Myelopathy occurs when the spinal cord gets squeezed anywhere along the spine. Whether you suspect myelopathy, have been diagnosed with it or are looking for a second opinion, our experienced spine specialists can help find the source of your pain and offer treatment options.
Myelopathy Treatment: Why Choose Johns Hopkins
- Our spine specialists treat a variety of myelopathy conditions, including cervical myelopathy, thoracic myelopathy, cervical spondylotic myelopathy and traumatic myelopathy.
- Patients from all over the country and the world seek the expertise of our spine specialists, who are equipped to handle even the most complex cases.
- Our spine specialists are skilled in minimally invasive, motion-sparing myelopathy treatments that allow for smaller incisions, less damage to surrounding tissue and faster recovery.
- From the office assistants to the spine surgeons, our staff is friendly and caring, ready to answer your questions and make sure you leave with a complete understanding of your diagnosis and treatment options.
- You will receive post-treatment follow-ups from our staff members, who will guide you on returning to your desired lifestyle.
Myelopathy Treatment Options
There are some nonsurgical treatments available for myelopathy, such as physical therapy, medications and bracing. However, these treatments are focused more on relieving the symptoms and less on removing the underlying cause. Unfortunately, if the compression is not removed, the disease could progress with irreversible changes.
Because myelopathy is a result of the spinal cord being squeezed inside the spinal column, spine decompression surgery may be necessary to resolve this condition. This type of surgery can be performed with or without spinal fusion. Spinal fusion is a procedure that fuses together several spine segments.

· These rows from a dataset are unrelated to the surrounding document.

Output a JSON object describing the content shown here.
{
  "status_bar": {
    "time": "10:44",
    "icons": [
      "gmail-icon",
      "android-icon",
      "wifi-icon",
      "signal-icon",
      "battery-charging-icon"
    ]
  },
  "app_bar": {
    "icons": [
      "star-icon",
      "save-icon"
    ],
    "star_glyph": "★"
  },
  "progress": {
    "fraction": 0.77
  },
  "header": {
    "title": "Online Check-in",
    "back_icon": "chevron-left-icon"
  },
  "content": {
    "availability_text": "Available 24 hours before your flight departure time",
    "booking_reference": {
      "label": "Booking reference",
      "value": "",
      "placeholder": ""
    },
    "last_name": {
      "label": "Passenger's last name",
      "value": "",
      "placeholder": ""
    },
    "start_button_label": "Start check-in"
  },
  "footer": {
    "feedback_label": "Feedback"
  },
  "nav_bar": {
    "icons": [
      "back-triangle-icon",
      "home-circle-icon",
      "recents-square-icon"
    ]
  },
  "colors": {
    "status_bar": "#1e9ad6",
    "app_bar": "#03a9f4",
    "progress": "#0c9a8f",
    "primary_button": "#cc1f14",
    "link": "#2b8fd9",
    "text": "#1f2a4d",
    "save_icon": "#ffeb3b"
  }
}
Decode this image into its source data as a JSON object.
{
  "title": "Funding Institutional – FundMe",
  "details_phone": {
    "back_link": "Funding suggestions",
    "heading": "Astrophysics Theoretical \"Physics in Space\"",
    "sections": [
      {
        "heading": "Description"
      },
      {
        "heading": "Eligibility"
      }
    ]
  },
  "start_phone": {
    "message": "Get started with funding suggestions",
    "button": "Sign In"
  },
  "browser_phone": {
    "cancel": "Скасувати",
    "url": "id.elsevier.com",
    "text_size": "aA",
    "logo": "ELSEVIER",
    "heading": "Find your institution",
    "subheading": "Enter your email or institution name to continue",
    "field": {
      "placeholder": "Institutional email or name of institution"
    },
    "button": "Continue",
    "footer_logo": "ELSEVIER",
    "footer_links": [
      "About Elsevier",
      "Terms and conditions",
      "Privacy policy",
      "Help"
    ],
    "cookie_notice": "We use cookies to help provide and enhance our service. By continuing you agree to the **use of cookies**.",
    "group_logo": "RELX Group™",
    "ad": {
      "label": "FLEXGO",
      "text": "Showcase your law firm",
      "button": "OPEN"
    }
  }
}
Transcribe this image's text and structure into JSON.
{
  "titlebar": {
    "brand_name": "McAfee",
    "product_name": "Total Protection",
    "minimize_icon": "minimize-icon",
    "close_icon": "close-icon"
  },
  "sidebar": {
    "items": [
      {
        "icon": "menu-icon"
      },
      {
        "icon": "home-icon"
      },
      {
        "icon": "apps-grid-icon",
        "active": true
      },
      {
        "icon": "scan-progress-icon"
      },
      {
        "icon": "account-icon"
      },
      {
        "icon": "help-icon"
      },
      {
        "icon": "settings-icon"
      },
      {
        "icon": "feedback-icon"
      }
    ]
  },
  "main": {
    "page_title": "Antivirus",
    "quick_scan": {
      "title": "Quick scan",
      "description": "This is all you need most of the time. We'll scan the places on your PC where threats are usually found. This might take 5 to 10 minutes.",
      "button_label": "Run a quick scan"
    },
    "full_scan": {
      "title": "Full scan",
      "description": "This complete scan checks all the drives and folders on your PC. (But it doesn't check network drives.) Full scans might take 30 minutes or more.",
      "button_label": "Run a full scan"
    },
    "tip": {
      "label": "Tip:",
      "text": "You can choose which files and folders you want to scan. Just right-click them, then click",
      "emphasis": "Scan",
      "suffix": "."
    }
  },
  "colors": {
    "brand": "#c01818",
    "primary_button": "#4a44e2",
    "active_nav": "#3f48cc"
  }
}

- Spine decompression without fusion is called laminoplasty. This procedure opens up the spinal canal by inserting metal plates or bone spacers into the lamina (the back arch of the vertebra).
- Spine decompression with fusion can be done from the front (anterior spine decompression) or from the back (posterior spine decompression). To remove pressure from the spinal cord, our spine specialists may also need to remove all or parts of the lamina (laminectomy), the damaged spinal disc(s) (discectomy), or the vertebrae (corpectomy). When tissues like these are removed, the affected portion of the spine often needs to be fused together to ensure stability.
Myelopathy usually develops gradually, but some people may experience a sudden onset of symptoms. Damage and symptoms caused by myelopathy can be reversible with timely treatment, but the main goal of the surgery is to stop any progression of the disease. Request an appointment with one of our orthopaedic spine surgeons to discuss which treatment approach may be right for you.Play Video:
Spinal Fusion | George and Scott's Story
Scott shares his story about what it was like undergoing spinal fusion surgery with the Orthopaedic Spine Surgery team at Johns Hopkins and how he is now back enjoying his active lifestyle in Ocean City, Maryland — with the full use of his right arm.
Our Team of Spine Specialists
You can rely on the expertise of our spine surgeons, who have helped numerous patients with myelopathy.